Restate every line of the material, word for word.
*** Begin section ***
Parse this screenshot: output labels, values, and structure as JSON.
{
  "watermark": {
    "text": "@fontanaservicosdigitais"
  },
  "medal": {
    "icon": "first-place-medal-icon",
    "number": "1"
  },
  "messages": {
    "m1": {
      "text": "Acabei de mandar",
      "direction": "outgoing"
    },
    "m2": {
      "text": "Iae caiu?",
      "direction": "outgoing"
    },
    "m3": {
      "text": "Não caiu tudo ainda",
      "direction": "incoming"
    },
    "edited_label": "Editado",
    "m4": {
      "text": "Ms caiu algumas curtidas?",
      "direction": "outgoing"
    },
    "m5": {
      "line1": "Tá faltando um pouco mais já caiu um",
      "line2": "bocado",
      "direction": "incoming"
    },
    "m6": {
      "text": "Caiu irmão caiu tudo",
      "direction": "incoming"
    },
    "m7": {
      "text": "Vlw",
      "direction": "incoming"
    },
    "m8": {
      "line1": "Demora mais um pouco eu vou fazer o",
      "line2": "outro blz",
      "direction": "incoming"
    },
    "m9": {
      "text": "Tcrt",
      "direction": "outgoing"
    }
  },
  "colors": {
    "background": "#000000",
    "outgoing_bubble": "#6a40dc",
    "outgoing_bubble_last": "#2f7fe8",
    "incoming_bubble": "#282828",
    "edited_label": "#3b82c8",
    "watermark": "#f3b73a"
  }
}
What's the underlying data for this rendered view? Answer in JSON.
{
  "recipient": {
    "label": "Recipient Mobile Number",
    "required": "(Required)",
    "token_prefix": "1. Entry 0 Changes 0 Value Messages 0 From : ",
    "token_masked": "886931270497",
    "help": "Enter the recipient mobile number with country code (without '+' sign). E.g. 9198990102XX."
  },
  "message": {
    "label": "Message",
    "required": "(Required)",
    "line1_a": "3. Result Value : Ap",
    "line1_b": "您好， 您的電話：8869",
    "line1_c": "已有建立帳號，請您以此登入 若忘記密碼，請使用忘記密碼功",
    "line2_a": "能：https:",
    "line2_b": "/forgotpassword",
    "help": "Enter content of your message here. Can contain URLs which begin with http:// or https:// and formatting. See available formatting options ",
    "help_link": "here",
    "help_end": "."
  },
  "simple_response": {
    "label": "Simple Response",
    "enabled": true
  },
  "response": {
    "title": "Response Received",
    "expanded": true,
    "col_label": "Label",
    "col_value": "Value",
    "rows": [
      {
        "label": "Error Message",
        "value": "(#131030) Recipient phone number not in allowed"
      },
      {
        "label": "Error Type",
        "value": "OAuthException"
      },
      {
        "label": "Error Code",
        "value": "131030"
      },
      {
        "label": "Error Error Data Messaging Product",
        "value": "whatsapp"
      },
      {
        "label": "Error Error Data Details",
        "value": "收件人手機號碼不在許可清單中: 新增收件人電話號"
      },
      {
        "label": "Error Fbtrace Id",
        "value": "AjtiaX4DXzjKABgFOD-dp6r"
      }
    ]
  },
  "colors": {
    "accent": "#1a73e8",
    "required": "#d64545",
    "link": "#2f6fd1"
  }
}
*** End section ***
ANSWER AREA:
Parse this screenshot: output labels, values, and structure as JSON.
{
  "watermark": {
    "text": "@fontanaservicosdigitais"
  },
  "medal": {
    "icon": "first-place-medal-icon",
    "number": "1"
  },
  "messages": {
    "m1": {
      "text": "Acabei de mandar",
      "direction": "outgoing"
    },
    "m2": {
      "text": "Iae caiu?",
      "direction": "outgoing"
    },
    "m3": {
      "text": "Não caiu tudo ainda",
      "direction": "incoming"
    },
    "edited_label": "Editado",
    "m4": {
      "text": "Ms caiu algumas curtidas?",
      "direction": "outgoing"
    },
    "m5": {
      "line1": "Tá faltando um pouco mais já caiu um",
      "line2": "bocado",
      "direction": "incoming"
    },
    "m6": {
      "text": "Caiu irmão caiu tudo",
      "direction": "incoming"
    },
    "m7": {
      "text": "Vlw",
      "direction": "incoming"
    },
    "m8": {
      "line1": "Demora mais um pouco eu vou fazer o",
      "line2": "outro blz",
      "direction": "incoming"
    },
    "m9": {
      "text": "Tcrt",
      "direction": "outgoing"
    }
  },
  "colors": {
    "background": "#000000",
    "outgoing_bubble": "#6a40dc",
    "outgoing_bubble_last": "#2f7fe8",
    "incoming_bubble": "#282828",
    "edited_label": "#3b82c8",
    "watermark": "#f3b73a"
  }
}
What's the underlying data for this rendered view? Answer in JSON.
{
  "recipient": {
    "label": "Recipient Mobile Number",
    "required": "(Required)",
    "token_prefix": "1. Entry 0 Changes 0 Value Messages 0 From : ",
    "token_masked": "886931270497",
    "help": "Enter the recipient mobile number with country code (without '+' sign). E.g. 9198990102XX."
  },
  "message": {
    "label": "Message",
    "required": "(Required)",
    "line1_a": "3. Result Value : Ap",
    "line1_b": "您好， 您的電話：8869",
    "line1_c": "已有建立帳號，請您以此登入 若忘記密碼，請使用忘記密碼功",
    "line2_a": "能：https:",
    "line2_b": "/forgotpassword",
    "help": "Enter content of your message here. Can contain URLs which begin with http:// or https:// and formatting. See available formatting options ",
    "help_link": "here",
    "help_end": "."
  },
  "simple_response": {
    "label": "Simple Response",
    "enabled": true
  },
  "response": {
    "title": "Response Received",
    "expanded": true,
    "col_label": "Label",
    "col_value": "Value",
    "rows": [
      {
        "label": "Error Message",
        "value": "(#131030) Recipient phone number not in allowed"
      },
      {
        "label": "Error Type",
        "value": "OAuthException"
      },
      {
        "label": "Error Code",
        "value": "131030"
      },
      {
        "label": "Error Error Data Messaging Product",
        "value": "whatsapp"
      },
      {
        "label": "Error Error Data Details",
        "value": "收件人手機號碼不在許可清單中: 新增收件人電話號"
      },
      {
        "label": "Error Fbtrace Id",
        "value": "AjtiaX4DXzjKABgFOD-dp6r"
      }
    ]
  },
  "colors": {
    "accent": "#1a73e8",
    "required": "#d64545",
    "link": "#2f6fd1"
  }
}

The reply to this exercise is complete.